When considering the significance of GDPR in relation to payment orchestration, several key points come into play:
Data Protection and Consent
Payment orchestration involves handling a significant amount of personal and financial data. This includes information about customers’ payment methods, transaction history, and potentially even sensitive data such as credit card details. GDPR mandates that organizations must obtain explicit consent from individuals to process their personal data. This applies to payment orchestration as well. Payment service providers and merchants must ensure that they have valid legal grounds for processing customer data and that customers have clear information about how their data will be used.

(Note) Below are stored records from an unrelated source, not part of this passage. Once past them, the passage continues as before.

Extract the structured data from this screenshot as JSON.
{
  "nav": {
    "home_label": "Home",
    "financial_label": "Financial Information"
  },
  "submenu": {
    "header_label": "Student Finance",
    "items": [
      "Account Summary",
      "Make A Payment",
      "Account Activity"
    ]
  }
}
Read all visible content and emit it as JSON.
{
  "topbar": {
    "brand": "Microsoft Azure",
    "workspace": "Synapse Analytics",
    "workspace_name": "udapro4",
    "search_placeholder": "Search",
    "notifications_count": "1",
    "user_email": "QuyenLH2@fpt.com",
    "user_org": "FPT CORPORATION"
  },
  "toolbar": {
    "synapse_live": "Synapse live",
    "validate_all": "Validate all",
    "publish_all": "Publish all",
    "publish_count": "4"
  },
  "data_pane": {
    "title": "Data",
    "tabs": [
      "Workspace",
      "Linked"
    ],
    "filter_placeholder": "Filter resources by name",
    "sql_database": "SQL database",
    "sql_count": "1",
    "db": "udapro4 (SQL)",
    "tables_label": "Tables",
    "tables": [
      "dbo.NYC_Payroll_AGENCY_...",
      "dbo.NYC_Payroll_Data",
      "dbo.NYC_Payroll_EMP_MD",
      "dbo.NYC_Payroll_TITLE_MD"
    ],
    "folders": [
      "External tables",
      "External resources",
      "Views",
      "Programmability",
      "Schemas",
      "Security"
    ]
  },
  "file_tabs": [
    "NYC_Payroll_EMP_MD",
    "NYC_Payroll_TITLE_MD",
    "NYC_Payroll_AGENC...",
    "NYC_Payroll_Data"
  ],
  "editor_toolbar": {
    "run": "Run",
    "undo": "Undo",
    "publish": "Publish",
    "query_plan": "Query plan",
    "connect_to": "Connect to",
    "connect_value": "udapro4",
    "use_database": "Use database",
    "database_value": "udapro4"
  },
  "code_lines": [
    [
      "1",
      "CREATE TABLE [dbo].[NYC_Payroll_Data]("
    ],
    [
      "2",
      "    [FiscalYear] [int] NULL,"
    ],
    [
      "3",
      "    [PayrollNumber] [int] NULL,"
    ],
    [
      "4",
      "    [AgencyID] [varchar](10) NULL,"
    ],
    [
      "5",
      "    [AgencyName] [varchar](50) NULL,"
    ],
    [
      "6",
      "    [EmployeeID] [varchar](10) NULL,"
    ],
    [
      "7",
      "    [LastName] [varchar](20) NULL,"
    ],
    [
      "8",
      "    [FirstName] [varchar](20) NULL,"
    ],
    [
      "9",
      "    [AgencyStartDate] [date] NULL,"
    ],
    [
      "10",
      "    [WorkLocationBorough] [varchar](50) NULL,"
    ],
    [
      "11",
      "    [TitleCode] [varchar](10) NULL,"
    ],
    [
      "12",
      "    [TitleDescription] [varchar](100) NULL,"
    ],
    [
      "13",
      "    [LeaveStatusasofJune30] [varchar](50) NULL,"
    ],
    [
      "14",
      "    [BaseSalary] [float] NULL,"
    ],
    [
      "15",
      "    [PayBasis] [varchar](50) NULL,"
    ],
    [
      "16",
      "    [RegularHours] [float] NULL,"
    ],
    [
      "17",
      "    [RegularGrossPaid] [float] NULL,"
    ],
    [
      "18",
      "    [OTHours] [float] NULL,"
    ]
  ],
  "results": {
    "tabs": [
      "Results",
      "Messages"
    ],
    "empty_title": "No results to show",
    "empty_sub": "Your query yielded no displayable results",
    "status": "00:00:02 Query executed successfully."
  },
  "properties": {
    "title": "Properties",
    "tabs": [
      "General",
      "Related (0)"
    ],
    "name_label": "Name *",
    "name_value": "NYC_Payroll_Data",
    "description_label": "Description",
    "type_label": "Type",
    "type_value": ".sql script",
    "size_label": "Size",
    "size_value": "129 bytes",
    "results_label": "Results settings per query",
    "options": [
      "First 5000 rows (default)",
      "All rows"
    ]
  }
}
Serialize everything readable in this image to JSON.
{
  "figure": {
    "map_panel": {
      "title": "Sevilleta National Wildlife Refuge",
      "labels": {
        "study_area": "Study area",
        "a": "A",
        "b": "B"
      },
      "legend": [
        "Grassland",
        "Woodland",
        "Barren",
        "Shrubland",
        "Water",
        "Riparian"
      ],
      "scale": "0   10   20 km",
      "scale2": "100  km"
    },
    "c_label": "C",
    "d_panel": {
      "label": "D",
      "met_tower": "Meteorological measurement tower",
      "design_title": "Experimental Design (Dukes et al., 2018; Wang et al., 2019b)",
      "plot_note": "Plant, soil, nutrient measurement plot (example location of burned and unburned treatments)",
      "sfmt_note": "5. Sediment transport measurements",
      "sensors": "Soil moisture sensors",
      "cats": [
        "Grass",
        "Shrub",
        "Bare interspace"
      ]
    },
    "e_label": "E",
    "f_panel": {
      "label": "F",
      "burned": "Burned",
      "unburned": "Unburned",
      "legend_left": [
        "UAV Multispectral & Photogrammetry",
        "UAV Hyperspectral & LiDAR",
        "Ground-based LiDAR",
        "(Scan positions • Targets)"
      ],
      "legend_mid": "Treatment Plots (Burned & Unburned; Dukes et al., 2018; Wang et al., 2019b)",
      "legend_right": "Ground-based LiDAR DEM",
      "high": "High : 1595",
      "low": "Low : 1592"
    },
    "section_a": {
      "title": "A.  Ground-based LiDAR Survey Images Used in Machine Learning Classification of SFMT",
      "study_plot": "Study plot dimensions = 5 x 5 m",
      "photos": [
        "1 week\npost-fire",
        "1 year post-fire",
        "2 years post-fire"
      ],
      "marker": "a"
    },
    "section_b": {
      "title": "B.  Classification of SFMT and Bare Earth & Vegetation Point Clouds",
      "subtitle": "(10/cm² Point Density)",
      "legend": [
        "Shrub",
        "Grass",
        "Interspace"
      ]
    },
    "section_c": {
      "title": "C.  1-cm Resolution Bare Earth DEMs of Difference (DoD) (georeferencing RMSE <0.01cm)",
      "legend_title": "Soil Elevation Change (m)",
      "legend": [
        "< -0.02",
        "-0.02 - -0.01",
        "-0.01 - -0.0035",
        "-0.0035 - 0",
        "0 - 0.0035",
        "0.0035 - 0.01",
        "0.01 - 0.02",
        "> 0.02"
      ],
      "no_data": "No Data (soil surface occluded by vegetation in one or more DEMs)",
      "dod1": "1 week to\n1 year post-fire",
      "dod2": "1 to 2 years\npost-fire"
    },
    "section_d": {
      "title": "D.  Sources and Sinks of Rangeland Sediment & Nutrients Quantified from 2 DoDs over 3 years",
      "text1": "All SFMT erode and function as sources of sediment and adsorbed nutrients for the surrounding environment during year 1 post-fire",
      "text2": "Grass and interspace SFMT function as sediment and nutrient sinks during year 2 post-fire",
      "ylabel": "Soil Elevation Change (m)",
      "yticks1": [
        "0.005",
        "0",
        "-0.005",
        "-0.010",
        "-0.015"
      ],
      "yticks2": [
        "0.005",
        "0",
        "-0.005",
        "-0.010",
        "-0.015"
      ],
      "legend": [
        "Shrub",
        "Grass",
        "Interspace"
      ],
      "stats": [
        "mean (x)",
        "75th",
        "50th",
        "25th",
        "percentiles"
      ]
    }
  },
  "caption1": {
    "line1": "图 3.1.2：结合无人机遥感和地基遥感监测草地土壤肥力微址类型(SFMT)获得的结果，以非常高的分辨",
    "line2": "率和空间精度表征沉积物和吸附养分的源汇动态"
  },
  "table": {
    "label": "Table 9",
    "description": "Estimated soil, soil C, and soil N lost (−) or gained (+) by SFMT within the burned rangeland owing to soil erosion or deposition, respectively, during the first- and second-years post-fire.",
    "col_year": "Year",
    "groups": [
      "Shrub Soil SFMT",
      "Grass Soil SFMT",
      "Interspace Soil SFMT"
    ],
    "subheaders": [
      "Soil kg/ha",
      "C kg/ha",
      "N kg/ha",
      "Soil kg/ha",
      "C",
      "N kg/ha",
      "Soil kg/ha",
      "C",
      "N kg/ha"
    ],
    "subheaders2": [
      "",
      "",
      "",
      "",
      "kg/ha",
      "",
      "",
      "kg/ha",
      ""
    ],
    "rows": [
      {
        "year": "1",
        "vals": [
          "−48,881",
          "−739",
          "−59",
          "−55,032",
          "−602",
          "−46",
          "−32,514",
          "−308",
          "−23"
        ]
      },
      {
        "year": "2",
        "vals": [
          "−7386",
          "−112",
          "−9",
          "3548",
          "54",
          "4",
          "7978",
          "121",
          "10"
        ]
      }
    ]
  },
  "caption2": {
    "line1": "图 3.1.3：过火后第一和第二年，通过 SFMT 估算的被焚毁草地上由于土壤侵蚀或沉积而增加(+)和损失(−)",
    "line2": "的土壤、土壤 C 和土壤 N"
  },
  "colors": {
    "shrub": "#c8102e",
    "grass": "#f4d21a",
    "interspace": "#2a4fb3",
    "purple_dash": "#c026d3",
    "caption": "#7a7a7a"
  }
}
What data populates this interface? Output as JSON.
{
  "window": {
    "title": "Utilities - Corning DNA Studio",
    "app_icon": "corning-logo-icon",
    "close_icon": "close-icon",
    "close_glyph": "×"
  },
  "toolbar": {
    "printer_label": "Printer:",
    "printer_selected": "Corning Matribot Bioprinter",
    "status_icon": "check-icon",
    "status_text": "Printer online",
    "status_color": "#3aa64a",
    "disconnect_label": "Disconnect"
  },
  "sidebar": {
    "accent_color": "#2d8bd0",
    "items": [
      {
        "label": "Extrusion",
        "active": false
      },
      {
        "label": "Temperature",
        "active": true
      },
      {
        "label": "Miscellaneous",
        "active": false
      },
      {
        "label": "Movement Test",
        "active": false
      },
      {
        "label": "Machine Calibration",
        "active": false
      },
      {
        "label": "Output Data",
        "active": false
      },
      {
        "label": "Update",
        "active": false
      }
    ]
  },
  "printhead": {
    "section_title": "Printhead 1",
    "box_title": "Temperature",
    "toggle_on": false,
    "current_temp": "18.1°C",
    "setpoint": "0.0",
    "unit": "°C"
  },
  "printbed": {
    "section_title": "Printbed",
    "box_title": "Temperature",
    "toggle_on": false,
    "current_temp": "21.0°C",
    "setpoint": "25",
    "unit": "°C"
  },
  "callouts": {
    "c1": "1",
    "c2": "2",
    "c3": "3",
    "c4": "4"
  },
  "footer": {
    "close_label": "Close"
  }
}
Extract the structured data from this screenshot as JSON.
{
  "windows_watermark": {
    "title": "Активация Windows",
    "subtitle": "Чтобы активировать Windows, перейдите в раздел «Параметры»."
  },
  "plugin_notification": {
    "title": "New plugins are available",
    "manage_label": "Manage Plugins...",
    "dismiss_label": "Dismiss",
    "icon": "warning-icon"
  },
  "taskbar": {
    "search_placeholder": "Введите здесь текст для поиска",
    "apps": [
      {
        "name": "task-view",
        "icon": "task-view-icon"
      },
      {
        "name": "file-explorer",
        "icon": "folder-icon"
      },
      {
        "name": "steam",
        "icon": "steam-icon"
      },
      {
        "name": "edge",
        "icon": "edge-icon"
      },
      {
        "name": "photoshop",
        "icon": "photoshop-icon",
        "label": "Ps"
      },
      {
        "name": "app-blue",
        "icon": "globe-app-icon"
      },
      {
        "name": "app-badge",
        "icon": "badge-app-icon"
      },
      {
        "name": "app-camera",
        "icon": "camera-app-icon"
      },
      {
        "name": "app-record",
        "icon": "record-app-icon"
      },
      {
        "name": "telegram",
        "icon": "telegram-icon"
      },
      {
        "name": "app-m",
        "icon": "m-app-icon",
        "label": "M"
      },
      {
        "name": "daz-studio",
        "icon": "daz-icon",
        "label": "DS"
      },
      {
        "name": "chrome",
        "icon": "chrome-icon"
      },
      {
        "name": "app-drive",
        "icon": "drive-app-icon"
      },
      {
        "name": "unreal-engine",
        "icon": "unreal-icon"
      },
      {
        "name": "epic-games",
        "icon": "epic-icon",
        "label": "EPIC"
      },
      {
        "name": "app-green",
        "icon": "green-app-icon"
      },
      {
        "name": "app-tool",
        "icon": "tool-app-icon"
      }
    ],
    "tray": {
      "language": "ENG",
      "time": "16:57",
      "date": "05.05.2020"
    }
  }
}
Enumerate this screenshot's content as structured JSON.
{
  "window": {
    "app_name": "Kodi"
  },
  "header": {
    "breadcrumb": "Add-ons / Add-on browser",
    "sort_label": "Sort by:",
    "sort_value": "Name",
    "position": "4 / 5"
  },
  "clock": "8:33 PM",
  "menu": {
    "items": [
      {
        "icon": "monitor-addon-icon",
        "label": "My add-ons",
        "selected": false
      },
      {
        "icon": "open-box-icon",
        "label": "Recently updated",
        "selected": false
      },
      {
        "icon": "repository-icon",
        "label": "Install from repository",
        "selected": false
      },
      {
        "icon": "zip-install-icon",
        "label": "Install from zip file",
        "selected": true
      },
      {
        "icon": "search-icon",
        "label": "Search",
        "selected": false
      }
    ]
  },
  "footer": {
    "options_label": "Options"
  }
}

Payment orchestration involves transferring and processing sensitive financial data. GDPR requires organizations to implement appropriate technical and organizational measures to ensure the security of personal data. Strong encryption, secure data storage, and access controls are crucial to protect customer payment information.
GDPR emphasizes the principle of data minimization, which means that organizations should only collect and process the personal data necessary for the specific purpose they are serving. In payment orchestration, organizations should only gather the information required for completing the payment process and avoid excessive data collection.
Right to Access and Erasure
GDPR grants individuals the right to access their personal data held by organizations and request its erasure under certain circumstances. This means that in the context of payment orchestration, customers have the right to know what payment-related data is being stored about them and to request its deletion when it’s no longer needed.
Cross-Border Data Transfers
Payment orchestration might involve the transfer of customer data across different countries or jurisdictions. GDPR places restrictions on transferring personal data to countries outside the EU/EEA that do not have adequate data protection laws. Organizations need to ensure that such transfers comply with GDPR requirements.
Many payment orchestration solutions involve working with third-party payment processors, vendors, and partners. GDPR mandates that data controllers (organizations collecting and processing data) ensure that their data processors (third parties handling data on their behalf) are also compliant with GDPR regulations.
In summary, GDPR’s significance in relation to payment orchestration lies in ensuring that the entire process of handling customer payment data is in compliance with the regulations’ requirements. Organizations involved in payment orchestration need to carefully consider data protection, security, transparency, and customer rights while optimizing payment flows and experiences. Non-compliance with GDPR can result in significant fines and reputational damage.